Pincay picked up the Santa Anita Derby mount because Cauthen had to serve a suspension for a riding infraction. While Cauthen rode Affirmed regularly as a juvenile, Pincay and Angel Cordero Jr. also rode the champion. Pincay said working Affirmed at Hollywood Park before their seven-length victory in the Hollywood Juvenile Championship Stakes (gr. II) sold him on the colt's greatness.
"I remember working him five furlongs and I thought he went in 1:01 and I was so surprised when they told me he went in :58 and change," Pincay said.
When trainer Laz Barrera had to replace Cauthen for the Santa Anita Derby, he could not decide between Pincay or Cordero and allowed a coin flip to decide. That toss went Pincay's way.
"I had to sit on the sidelines and I had to watch in pain," Cauthen said. But Cauthen would be back aboard in the Hollywood Derby when Affirmed defeated Think Snow by two lengths.
While Cauthen, who will be offering handicapping tips this season for Derby Experiences, recognizes the changes in training styles, he does not blame them for the 35-year run without a Triple Crown winner. He thought I'll Have Another had a great chance until the injury. He also said horses like Alysheba and more recently Big Brown seemed like horses who could've pulled it off.
Cauthen, who joined the racing Hall of Fame in 1994, said the biggest disappointment during the Triple Crown drought may be Point Given , who caught Cauthen's eye when he won the 2001 San Felipe and Santa Anita Derby by a combined 7 3/4 lengths.
"I thought he had a great chance of winning the Triple Crown," Cauthen said. "I went to the Kentucky Derby that year because I thought he had a chance to win the Triple Crown. But he ran fifth in the Derby. Then he easily beat those horses in the Preakness and the Belmont. For whatever reason, he just didn't show up at the Derby."
If anything, Cauthen believes more stamina in pedigrees may have provided horses from 35 to 40 years ago a better chance of winning the Triple Crown but he acknowledges that perhaps there is no reason. Perhaps the 1970s just saw a run of great horses.

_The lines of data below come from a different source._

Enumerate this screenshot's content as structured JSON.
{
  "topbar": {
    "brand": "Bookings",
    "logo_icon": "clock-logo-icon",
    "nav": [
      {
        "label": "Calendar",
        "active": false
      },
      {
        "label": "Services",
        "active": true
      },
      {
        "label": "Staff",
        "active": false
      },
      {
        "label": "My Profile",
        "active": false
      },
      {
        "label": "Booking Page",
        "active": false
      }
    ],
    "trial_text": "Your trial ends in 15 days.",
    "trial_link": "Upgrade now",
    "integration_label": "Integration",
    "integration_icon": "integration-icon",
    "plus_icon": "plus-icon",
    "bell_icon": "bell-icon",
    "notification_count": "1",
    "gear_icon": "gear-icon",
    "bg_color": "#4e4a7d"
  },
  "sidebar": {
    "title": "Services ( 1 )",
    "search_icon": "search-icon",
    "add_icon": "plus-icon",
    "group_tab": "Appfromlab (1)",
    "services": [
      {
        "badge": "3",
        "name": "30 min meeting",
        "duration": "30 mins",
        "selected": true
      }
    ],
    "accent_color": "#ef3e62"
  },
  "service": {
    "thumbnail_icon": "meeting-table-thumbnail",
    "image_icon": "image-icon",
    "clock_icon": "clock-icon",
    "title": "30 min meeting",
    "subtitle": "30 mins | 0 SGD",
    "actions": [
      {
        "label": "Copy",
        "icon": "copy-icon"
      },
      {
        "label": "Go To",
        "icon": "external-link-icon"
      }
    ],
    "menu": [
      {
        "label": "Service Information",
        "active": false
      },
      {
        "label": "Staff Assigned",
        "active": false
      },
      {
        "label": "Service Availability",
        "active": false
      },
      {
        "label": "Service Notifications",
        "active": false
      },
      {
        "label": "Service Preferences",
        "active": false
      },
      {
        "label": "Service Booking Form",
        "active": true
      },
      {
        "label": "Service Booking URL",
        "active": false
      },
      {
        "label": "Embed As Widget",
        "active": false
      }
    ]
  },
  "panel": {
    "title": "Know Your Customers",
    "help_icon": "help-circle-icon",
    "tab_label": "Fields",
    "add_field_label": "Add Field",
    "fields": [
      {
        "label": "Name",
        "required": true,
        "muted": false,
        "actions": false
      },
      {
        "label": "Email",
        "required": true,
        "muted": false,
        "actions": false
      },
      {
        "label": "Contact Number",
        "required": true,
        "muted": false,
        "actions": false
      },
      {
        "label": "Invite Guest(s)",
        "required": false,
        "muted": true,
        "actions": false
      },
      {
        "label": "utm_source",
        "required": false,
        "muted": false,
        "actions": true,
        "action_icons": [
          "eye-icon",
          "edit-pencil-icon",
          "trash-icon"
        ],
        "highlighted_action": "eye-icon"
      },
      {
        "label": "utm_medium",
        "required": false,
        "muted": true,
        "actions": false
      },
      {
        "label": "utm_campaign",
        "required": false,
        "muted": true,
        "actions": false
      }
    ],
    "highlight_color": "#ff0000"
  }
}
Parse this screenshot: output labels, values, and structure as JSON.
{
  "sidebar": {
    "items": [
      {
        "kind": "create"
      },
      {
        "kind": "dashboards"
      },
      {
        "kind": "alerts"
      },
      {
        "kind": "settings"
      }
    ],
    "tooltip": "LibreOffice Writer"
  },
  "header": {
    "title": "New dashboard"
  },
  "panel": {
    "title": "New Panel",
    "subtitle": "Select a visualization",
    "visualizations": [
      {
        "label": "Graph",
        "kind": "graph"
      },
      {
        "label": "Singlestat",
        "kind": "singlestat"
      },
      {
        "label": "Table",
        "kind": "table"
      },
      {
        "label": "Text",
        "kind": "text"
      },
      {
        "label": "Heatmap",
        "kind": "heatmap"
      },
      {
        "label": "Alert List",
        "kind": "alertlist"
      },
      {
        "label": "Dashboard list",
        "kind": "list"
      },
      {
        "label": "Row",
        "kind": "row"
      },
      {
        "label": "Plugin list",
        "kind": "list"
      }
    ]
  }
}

"The 70s was a decade of just great horses and they were tough," Cauthen said. "Maybe back then there was still more stamina in the pedigrees. But the fact is they were just a special bunch of horse. ... It takes a special horse and you need everything to go right. You need good luck, good training."